■ PROBLEM TO WORK ON
The expected output is every entry that follows, reproduced exactly.

::: EXERCISE INPUT

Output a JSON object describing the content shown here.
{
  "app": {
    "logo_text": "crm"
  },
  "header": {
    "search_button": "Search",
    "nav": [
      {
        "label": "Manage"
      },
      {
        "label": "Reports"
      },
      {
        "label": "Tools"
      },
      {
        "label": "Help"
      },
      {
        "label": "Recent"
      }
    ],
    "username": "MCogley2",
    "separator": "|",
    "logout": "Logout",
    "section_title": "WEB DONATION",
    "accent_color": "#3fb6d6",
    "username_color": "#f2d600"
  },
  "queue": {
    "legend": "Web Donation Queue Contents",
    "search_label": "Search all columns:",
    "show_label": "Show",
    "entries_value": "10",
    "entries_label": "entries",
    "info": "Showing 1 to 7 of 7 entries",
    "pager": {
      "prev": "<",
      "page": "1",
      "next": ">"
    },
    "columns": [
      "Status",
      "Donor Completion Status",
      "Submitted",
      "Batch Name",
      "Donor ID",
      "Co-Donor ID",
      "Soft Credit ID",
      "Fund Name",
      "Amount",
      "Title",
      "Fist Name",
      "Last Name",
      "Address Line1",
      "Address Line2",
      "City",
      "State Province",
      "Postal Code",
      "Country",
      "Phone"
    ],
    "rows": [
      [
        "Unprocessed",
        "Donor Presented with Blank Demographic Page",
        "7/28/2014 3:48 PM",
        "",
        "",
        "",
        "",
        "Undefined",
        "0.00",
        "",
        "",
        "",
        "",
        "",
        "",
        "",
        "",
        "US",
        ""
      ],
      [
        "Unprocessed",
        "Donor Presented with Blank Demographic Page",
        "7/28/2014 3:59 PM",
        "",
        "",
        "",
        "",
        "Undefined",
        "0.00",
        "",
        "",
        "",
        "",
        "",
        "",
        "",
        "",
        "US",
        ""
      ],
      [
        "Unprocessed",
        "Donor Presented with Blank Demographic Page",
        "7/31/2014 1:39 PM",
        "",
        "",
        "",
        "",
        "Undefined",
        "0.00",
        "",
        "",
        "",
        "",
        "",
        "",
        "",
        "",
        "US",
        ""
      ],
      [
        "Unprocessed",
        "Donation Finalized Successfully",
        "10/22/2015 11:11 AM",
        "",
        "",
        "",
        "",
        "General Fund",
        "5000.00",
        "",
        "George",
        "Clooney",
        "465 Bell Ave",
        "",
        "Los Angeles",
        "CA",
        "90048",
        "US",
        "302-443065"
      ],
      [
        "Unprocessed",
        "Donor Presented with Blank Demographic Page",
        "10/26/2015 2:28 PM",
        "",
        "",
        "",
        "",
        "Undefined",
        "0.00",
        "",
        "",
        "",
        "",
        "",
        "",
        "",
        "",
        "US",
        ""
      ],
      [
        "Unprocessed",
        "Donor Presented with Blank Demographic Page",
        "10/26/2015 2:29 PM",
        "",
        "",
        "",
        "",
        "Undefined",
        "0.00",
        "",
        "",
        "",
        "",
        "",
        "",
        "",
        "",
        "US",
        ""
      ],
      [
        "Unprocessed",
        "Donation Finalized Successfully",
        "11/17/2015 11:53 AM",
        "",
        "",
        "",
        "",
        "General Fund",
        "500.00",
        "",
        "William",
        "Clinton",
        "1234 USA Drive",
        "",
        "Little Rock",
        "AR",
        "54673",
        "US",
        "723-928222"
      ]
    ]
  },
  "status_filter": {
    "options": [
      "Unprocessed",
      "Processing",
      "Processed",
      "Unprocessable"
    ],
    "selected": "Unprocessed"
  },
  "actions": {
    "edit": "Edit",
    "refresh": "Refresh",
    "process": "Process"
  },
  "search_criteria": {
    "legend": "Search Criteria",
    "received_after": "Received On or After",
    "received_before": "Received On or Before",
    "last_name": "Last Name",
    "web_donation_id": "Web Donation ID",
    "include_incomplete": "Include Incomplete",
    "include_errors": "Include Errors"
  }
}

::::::

■ OUTPUT
Output a JSON object describing the content shown here.
{
  "app": {
    "logo_text": "crm"
  },
  "header": {
    "search_button": "Search",
    "nav": [
      {
        "label": "Manage"
      },
      {
        "label": "Reports"
      },
      {
        "label": "Tools"
      },
      {
        "label": "Help"
      },
      {
        "label": "Recent"
      }
    ],
    "username": "MCogley2",
    "separator": "|",
    "logout": "Logout",
    "section_title": "WEB DONATION",
    "accent_color": "#3fb6d6",
    "username_color": "#f2d600"
  },
  "queue": {
    "legend": "Web Donation Queue Contents",
    "search_label": "Search all columns:",
    "show_label": "Show",
    "entries_value": "10",
    "entries_label": "entries",
    "info": "Showing 1 to 7 of 7 entries",
    "pager": {
      "prev": "<",
      "page": "1",
      "next": ">"
    },
    "columns": [
      "Status",
      "Donor Completion Status",
      "Submitted",
      "Batch Name",
      "Donor ID",
      "Co-Donor ID",
      "Soft Credit ID",
      "Fund Name",
      "Amount",
      "Title",
      "Fist Name",
      "Last Name",
      "Address Line1",
      "Address Line2",
      "City",
      "State Province",
      "Postal Code",
      "Country",
      "Phone"
    ],
    "rows": [
      [
        "Unprocessed",
        "Donor Presented with Blank Demographic Page",
        "7/28/2014 3:48 PM",
        "",
        "",
        "",
        "",
        "Undefined",
        "0.00",
        "",
        "",
        "",
        "",
        "",
        "",
        "",
        "",
        "US",
        ""
      ],
      [
        "Unprocessed",
        "Donor Presented with Blank Demographic Page",
        "7/28/2014 3:59 PM",
        "",
        "",
        "",
        "",
        "Undefined",
        "0.00",
        "",
        "",
        "",
        "",
        "",
        "",
        "",
        "",
        "US",
        ""
      ],
      [
        "Unprocessed",
        "Donor Presented with Blank Demographic Page",
        "7/31/2014 1:39 PM",
        "",
        "",
        "",
        "",
        "Undefined",
        "0.00",
        "",
        "",
        "",
        "",
        "",
        "",
        "",
        "",
        "US",
        ""
      ],
      [
        "Unprocessed",
        "Donation Finalized Successfully",
        "10/22/2015 11:11 AM",
        "",
        "",
        "",
        "",
        "General Fund",
        "5000.00",
        "",
        "George",
        "Clooney",
        "465 Bell Ave",
        "",
        "Los Angeles",
        "CA",
        "90048",
        "US",
        "302-443065"
      ],
      [
        "Unprocessed",
        "Donor Presented with Blank Demographic Page",
        "10/26/2015 2:28 PM",
        "",
        "",
        "",
        "",
        "Undefined",
        "0.00",
        "",
        "",
        "",
        "",
        "",
        "",
        "",
        "",
        "US",
        ""
      ],
      [
        "Unprocessed",
        "Donor Presented with Blank Demographic Page",
        "10/26/2015 2:29 PM",
        "",
        "",
        "",
        "",
        "Undefined",
        "0.00",
        "",
        "",
        "",
        "",
        "",
        "",
        "",
        "",
        "US",
        ""
      ],
      [
        "Unprocessed",
        "Donation Finalized Successfully",
        "11/17/2015 11:53 AM",
        "",
        "",
        "",
        "",
        "General Fund",
        "500.00",
        "",
        "William",
        "Clinton",
        "1234 USA Drive",
        "",
        "Little Rock",
        "AR",
        "54673",
        "US",
        "723-928222"
      ]
    ]
  },
  "status_filter": {
    "options": [
      "Unprocessed",
      "Processing",
      "Processed",
      "Unprocessable"
    ],
    "selected": "Unprocessed"
  },
  "actions": {
    "edit": "Edit",
    "refresh": "Refresh",
    "process": "Process"
  },
  "search_criteria": {
    "legend": "Search Criteria",
    "received_after": "Received On or After",
    "received_before": "Received On or Before",
    "last_name": "Last Name",
    "web_donation_id": "Web Donation ID",
    "include_incomplete": "Include Incomplete",
    "include_errors": "Include Errors"
  }
}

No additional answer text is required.